We wouldn’t even have known if an essential record of the Kansas City story had gone to the dumpster of history.
Fortunately, thousands of documents, blueprints and other materials pertaining to the old Kansas City stockyards were rescued from destruction and now form the basis of a new and free display at the main Kansas City Public Library.
“They were saved from oblivion, that’s true,” said Bill Haw, owner of the Livestock Exchange Building on Genessee Street in the West Bottoms, just about the only physical remnant left of the stockyards.
The materials, enough to fill 40 to 50 refrigerator-size boxes, had been left in otherwise empty rooms when Haw bought the building in 1991.
“At some point, we were leasing the building up so completely that we couldn’t keep shifting them to other places,” Haw recalled. “At that point, I or one of my associates thought, ‘Well, gosh, I wonder if the library would have a use for some of these documents?’
It was an archivist’s dream.
“We showed up and walked into a room full, just full, on the floor, on tables, and there was no kind of order, just complete chaos,” said Lucinda Adams, senior archivist at the library’s Missouri Valley Special Collections.
“We didn’t even know what we were taking,” Adams continued, laughing. “We just said we would take it all.
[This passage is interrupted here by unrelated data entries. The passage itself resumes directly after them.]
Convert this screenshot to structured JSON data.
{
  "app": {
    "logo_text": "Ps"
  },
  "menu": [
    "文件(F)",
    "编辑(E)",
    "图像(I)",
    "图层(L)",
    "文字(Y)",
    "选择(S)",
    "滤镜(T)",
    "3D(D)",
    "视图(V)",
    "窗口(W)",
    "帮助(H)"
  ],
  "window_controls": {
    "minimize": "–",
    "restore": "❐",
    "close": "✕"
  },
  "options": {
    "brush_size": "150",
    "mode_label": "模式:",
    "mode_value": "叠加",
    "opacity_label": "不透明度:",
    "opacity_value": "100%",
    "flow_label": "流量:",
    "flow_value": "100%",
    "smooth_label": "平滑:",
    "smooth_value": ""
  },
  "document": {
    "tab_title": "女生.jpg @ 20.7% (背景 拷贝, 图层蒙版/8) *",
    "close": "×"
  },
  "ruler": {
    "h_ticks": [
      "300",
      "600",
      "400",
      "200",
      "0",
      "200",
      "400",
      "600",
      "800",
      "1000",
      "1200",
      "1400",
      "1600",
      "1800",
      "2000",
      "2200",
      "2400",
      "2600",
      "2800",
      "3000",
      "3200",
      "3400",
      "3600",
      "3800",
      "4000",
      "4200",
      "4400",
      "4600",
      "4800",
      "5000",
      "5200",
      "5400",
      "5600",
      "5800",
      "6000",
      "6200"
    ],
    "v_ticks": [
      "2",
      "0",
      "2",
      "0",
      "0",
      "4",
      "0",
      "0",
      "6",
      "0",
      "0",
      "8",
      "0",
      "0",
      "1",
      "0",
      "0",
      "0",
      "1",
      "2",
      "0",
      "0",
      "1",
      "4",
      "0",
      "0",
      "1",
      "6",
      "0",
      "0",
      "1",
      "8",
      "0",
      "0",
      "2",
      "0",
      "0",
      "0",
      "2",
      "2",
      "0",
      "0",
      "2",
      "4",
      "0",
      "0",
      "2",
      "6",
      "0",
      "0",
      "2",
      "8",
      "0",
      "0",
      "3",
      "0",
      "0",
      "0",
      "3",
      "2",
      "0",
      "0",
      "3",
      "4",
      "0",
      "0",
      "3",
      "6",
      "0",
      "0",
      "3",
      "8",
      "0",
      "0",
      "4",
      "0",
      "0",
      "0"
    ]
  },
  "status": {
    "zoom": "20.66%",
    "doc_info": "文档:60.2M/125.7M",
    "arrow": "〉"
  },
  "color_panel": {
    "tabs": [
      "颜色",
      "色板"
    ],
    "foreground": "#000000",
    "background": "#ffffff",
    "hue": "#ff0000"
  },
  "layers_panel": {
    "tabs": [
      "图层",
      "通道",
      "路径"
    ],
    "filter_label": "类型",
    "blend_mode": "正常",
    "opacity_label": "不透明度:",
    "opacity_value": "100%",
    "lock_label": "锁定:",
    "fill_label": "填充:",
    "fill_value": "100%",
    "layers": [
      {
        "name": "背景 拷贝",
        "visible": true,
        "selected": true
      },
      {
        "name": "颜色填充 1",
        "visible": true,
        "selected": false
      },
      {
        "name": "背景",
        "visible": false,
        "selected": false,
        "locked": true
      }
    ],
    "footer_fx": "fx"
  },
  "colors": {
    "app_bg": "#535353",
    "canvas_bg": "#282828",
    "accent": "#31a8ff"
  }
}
We kind of crammed them into boxes to get them out of there as fast as we could, before anything happened.”
The bulk of the material comes from the offices of various chief engineers of the stockyards, which were first organized in 1871 after the opening of the Hannibal Bridge in 1869 made possible the commercial linkage of livestock and railroads. In the early 20th century, the stockyards and meatpacking area straddled the state line and employed as many as 20,000 local and immigrant laborers.
For better or worse, it gave us the moniker “Cowtown.”
“This is the industry that made Kansas City what it is,” said Eli Paul, manager of the Missouri Valley Special Collections.
The approximately 5,000 individual pieces of material exponentially increase the resources about the stockyards that had previously been in Missouri Valley Special Collections. Kansas City had the second largest stockyards in the country, after Chicago, but Paul said he is not aware of a comparable record of those stockyards.
The collection includes abstracts recording land transfers in the West Bottoms at least as far back as 1831 between the U.S. government and a member of the Chouteau family.
A 1906 booklet contains the specs for “standard gate hinges, hooks, staples, bolts, rods, plates, etc. etc.” that were to be used at the stockyards. With documents like that, and blueprints, the stockyards could be re-created today.
A promotional card from the Peet Brothers Manufacturing Co., which made soap from livestock byproducts, touted “fancy toilet and laundry soaps.”
Working in the district wasn’t pleasant, even aside from the smell. A locker room blueprint for the Standard Rendering Co. marked segregated entrances for white, Mexican and black workers.
The yards were beset by floods in 1903 and 1908, and the salvaged material includes correspondence from 1911 about efforts to move railroad tracks so dikes could be built. But that could not forestall the devastation of the 1951 flood.
Haw donated the material to the library in 2008, but sorting through it has been a huge and ongoing task. Kara Evans, project archivist for the library, was able to do a preliminary inventory through the generosity of Henry Marder of Mission Hills.
“I made a fairly substantial contribution to honor the memory of my father, who was involved in the livestock business at the yards for a number of years,” said Marder. “He was a commission man. He bought and sold cattle.”
Irving Marder left the business during the Depression, but his son has memories of riding horses around the stockyards in the 1940s and 1950s. He later raised cattle himself.
Marder’s gift allowed the library to get the material in shape to apply for and receive a competitive grant of $101,000 from the Council on Library and Information Services, which promotes public access to “hidden collections.” With that grant, Evans in January began a two-year project to properly catalog the material. Much of it eventually will be digitized and available online.
The Kansas City stockyards operated for 12 decades before succumbing to feed operations away from urban areas. The last animal was sold there in 1991.
“We’re hoping the more attention we get to this collection, the more stuff turns up about the history of the stockyards that may still be in private hands,” said Paul. “We need more information on who worked in the stockyards, who worked in the packing plants. Those are the stories that don’t get saved and told.”About the stockyards
• “Cowtown: History of the Kansas City Stockyards” is an exhibit based on salvaged documents. It is on display through the end of the year on the fifth floor of the Kansas City Public Library, 14 W. 10th St.
• “Steaks, Stockyards and Sin: Kansas City’s Meat Potato Past” is a free lecture by Charles Feruzza at 2 p.m. May 18 at the Central Library, 14 W. 10th St.